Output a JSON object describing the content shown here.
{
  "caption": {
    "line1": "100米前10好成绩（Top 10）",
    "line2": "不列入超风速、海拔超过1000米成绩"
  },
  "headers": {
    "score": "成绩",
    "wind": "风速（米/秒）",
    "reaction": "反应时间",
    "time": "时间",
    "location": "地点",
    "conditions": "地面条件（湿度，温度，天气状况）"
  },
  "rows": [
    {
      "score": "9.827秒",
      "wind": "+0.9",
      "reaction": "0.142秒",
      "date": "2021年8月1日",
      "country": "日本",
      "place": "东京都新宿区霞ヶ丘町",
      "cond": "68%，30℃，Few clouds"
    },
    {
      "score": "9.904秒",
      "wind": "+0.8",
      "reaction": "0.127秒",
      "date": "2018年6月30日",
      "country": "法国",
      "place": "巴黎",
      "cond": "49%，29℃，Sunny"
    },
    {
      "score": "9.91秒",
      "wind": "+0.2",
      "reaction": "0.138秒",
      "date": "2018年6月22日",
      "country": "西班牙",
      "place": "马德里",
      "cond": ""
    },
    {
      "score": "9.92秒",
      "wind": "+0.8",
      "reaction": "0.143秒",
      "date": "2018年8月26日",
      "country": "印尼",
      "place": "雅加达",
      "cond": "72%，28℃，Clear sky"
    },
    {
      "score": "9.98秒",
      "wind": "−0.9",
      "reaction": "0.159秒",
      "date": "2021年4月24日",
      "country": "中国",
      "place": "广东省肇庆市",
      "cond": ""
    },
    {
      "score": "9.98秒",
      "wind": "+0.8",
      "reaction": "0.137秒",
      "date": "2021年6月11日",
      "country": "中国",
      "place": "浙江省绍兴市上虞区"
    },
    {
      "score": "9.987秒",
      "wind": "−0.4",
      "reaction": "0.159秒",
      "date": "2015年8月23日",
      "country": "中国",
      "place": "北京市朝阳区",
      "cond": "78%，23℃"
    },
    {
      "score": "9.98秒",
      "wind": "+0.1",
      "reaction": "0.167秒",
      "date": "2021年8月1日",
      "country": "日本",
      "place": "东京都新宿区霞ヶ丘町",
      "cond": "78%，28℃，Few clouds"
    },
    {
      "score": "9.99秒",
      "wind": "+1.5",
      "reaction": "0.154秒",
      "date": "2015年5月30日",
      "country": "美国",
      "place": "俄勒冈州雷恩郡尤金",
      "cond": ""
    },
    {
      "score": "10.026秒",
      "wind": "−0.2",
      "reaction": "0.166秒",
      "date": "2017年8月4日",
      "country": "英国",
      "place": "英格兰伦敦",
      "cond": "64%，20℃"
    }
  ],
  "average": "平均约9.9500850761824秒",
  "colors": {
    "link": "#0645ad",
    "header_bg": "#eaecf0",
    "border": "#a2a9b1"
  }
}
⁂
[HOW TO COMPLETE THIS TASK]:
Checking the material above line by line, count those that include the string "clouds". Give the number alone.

[WRITTEN ANSWER]:
2